[Required action]
Report every line from the following entries that contains the string "ICMS".

☆ ☆ ☆ ☆

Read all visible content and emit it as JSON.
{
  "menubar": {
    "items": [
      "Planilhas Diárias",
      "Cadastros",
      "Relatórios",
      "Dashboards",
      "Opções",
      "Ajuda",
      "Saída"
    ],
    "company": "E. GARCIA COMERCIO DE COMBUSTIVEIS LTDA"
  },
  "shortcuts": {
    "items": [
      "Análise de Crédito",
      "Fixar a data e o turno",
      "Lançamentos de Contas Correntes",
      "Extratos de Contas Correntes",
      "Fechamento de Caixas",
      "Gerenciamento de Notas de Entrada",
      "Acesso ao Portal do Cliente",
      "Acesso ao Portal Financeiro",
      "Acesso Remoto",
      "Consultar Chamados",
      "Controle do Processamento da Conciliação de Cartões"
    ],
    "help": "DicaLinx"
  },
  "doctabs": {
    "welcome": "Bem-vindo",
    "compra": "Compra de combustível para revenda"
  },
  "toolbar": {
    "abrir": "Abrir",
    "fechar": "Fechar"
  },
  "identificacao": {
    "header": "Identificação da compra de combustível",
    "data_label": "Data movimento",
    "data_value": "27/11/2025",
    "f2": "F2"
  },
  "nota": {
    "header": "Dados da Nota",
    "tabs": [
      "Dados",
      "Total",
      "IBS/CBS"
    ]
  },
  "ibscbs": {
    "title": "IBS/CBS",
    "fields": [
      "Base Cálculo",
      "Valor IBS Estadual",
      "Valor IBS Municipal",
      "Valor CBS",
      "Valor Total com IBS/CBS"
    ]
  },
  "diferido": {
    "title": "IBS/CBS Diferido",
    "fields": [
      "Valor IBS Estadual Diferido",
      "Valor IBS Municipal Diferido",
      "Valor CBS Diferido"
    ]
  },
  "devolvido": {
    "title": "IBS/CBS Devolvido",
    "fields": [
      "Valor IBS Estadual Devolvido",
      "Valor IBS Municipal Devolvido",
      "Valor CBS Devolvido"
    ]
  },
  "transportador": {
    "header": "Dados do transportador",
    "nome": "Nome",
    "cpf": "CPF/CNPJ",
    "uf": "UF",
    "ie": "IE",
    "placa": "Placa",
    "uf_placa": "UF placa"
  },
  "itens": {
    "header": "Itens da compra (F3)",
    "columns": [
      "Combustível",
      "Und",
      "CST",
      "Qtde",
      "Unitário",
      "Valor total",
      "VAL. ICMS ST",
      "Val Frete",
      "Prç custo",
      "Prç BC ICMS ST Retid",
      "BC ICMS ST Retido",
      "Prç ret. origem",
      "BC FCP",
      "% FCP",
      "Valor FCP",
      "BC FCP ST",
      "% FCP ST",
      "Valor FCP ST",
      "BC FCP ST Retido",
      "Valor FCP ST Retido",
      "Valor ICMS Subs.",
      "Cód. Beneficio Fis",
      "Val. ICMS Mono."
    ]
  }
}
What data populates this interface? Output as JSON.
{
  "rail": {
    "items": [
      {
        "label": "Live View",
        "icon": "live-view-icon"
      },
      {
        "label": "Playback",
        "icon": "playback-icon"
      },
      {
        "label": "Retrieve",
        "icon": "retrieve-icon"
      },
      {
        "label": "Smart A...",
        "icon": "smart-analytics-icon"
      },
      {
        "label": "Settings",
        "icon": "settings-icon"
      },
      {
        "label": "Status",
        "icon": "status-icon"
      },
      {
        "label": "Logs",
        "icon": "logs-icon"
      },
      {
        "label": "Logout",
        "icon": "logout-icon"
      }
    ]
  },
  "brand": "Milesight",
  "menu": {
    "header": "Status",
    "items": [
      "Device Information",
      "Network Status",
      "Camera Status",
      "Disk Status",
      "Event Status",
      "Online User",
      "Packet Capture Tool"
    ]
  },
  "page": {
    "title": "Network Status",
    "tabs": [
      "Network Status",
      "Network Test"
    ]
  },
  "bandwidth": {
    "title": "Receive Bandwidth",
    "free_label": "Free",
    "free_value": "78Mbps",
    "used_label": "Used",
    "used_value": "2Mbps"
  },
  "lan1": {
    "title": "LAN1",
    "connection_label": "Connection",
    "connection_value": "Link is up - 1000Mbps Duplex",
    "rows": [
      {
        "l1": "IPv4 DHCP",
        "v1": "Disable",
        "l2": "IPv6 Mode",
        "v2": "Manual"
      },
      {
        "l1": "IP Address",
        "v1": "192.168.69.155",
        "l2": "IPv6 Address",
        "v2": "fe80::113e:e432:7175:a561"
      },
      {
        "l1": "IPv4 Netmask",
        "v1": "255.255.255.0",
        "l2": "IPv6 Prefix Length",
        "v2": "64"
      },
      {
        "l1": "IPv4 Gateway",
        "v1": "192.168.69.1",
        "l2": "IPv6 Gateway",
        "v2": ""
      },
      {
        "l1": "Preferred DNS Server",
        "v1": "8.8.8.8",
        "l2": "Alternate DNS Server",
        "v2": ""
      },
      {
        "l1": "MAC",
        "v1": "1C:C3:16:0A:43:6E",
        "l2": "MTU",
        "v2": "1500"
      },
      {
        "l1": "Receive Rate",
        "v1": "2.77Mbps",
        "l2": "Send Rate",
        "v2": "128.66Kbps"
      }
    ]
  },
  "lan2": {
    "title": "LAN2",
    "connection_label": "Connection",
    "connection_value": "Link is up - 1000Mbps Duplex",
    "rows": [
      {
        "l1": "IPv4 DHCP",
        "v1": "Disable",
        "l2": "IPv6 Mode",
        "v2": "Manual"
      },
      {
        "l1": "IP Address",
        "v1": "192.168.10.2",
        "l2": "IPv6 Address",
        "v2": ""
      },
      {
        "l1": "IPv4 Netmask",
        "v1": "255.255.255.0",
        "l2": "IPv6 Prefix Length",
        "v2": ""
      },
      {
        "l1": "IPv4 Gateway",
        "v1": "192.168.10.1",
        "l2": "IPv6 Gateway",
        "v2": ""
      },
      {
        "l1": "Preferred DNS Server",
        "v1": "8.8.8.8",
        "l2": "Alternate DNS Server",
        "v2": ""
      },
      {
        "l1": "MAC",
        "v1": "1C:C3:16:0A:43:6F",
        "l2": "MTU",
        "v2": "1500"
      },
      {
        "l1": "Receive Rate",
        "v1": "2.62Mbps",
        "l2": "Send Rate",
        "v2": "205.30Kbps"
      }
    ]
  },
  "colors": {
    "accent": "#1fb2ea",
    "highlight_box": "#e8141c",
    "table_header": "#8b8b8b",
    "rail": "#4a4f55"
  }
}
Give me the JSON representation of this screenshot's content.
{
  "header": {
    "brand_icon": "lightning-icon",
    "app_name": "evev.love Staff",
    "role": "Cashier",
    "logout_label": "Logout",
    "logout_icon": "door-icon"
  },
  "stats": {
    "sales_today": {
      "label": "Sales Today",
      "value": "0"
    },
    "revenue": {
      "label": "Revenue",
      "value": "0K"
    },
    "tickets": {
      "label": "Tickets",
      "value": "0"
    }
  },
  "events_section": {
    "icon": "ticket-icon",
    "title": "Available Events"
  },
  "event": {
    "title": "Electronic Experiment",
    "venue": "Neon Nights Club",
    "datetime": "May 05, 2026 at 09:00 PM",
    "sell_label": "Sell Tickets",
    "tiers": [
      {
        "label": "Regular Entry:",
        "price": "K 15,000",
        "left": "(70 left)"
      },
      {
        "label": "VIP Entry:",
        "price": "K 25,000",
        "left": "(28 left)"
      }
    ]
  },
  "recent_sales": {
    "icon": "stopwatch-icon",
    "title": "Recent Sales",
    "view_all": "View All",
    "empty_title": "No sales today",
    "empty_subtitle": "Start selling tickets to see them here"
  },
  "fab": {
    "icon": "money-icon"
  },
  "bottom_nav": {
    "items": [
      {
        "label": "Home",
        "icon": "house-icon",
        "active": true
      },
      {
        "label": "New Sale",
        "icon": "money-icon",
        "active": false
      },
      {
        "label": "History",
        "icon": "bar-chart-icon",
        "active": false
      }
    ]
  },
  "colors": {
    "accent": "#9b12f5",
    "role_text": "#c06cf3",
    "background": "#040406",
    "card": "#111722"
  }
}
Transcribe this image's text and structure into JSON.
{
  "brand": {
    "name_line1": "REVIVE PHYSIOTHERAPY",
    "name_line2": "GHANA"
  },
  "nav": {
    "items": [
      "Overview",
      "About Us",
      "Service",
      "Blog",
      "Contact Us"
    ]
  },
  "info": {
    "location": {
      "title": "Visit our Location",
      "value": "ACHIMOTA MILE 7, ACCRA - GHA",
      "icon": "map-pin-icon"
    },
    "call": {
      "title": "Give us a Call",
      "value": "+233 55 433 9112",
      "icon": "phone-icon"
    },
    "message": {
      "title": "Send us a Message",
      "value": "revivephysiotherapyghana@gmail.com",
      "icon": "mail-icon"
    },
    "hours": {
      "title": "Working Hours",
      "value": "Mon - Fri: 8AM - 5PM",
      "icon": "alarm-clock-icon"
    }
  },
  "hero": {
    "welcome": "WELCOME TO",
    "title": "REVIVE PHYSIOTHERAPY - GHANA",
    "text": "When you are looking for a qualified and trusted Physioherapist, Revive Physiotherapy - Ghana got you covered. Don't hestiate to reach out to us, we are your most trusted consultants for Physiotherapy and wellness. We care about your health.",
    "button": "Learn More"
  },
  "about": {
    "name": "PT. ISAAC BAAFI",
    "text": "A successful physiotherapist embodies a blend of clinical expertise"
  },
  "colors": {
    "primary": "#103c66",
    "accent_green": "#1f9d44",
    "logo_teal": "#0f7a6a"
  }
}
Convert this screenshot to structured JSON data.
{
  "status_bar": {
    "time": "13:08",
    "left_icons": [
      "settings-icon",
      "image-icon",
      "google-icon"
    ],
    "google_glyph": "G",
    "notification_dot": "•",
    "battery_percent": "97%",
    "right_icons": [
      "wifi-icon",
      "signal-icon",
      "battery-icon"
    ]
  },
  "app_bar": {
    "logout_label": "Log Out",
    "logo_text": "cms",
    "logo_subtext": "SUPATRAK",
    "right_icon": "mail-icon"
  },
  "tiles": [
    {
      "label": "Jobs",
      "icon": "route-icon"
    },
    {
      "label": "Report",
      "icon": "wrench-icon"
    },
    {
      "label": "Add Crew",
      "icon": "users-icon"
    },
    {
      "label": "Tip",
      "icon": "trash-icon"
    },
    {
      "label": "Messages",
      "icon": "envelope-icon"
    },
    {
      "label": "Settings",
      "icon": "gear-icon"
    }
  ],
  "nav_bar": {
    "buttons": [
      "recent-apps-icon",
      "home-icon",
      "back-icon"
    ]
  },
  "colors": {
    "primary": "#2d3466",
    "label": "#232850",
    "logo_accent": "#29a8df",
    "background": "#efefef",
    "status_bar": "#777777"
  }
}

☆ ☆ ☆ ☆

[Exercise solution]
      "VAL. ICMS ST",
      "Prç BC ICMS ST Retid",
      "BC ICMS ST Retido",
      "Valor ICMS Subs.",
      "Val. ICMS Mono."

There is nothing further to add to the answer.